The market for small reactors, on the other hand, looks strong and promising. SMR executives Singh and Gupta said the company hopes to cash in on this. It has already started working in several countries, including Canada, Ukraine, and the UAE.
SMR’s innovative design enables their Small Nuclear Reactors (SMR) produce reliable and carbon-free 160 MW nuclear energy, Singh said.
In India, SMR is headquartered in Dahez, Gujarat, where it has made an initial investment of $100 million. In the wake of Prime Minister of India Narendra Modi’s “Make in India” initiative, the company anticipates local manufacturing and exports worth several hundred million dollars from the country.
“Part of our backlog of orders of $6 billion can be manufactured in India,” Gupta said. “We expect around $470 million exports over the next year or so from the Gujarat site. We plan to invest around $2 billion in the South East Asia corridor in the next few years and some of this can be in India.”

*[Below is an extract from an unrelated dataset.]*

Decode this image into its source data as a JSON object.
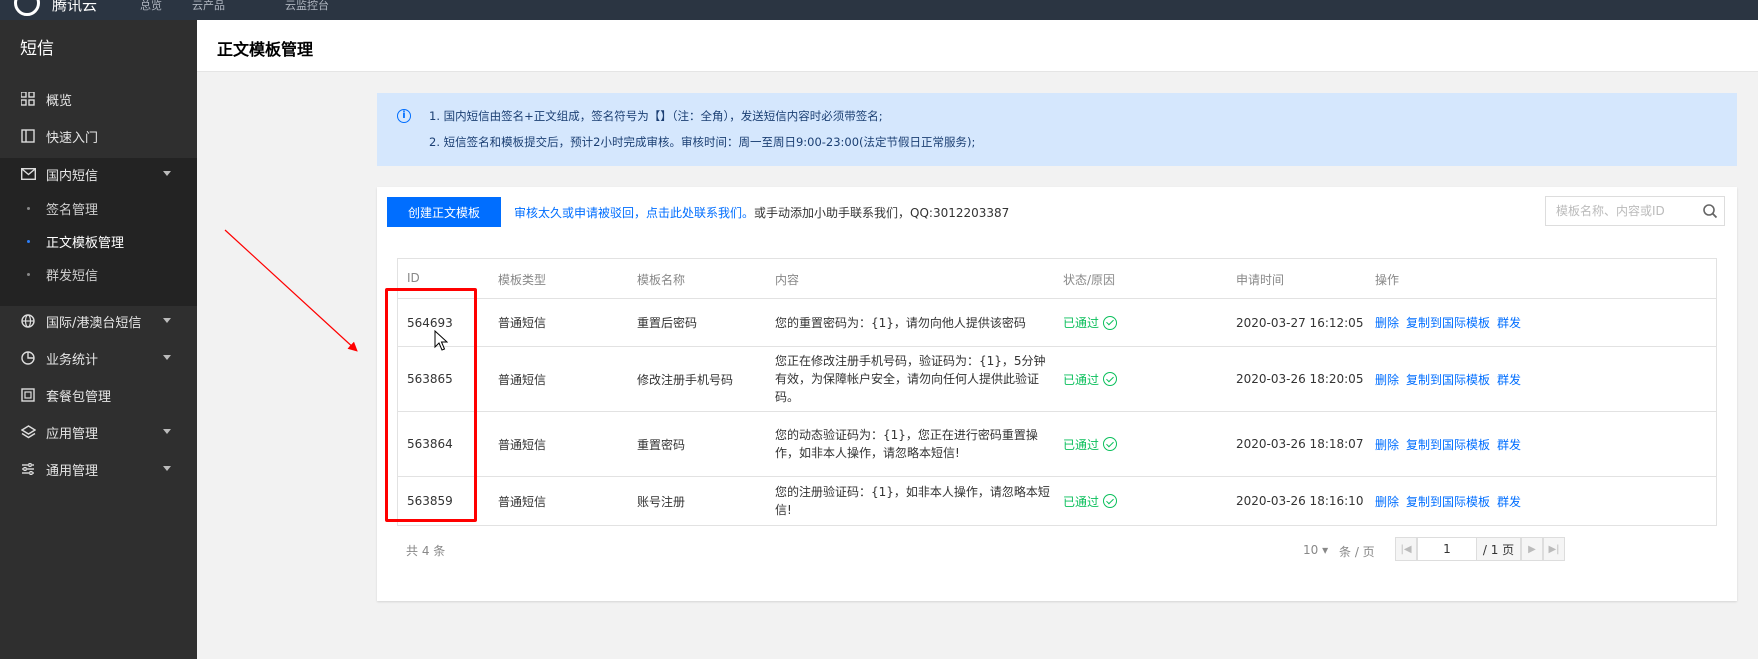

“Even if India does not use SMR for its own energy needs, the country can benefit from collaborating with us in exporting nuclear components worldwide, which would generate thousands of jobs and will strengthen India’s position as a world leader in nuclear science,” Gupta said. “The country that leads in nuclear science will lead the world. It is very clear that China Nuclear footprint is expanding rapidly worldwide. It has already signed accords with countries such as Pakistan, Romania, Argentina, Turkey and the UK and the list keeps growing every day.”
Holtec is also involved in philanthropy in the United States. In 2013, Singh, through his KPS Charitable Foundation, established the Singh Center for Nanotechnology at the University of Pennsylvania’s campus in Philadelphia. An advanced center with facilities where students can generate ideas and implement nanotechnology applications, it is available for both academic and industrial use. In India, The company has started charitable work by building toilets in the remote village areas of Bihar.
“So far 700 toilets have been constructed as a pilot charitable project with initial $1.5 million contribution,” Gupta said. “We hope to expand this Bihar experiment in different parts of India with total $100 million contribution towards building toilets in the most needy and remote areas.”
Ratan Tata amongst 9 Indian-origin selectees for the NAE (October 8, 2013)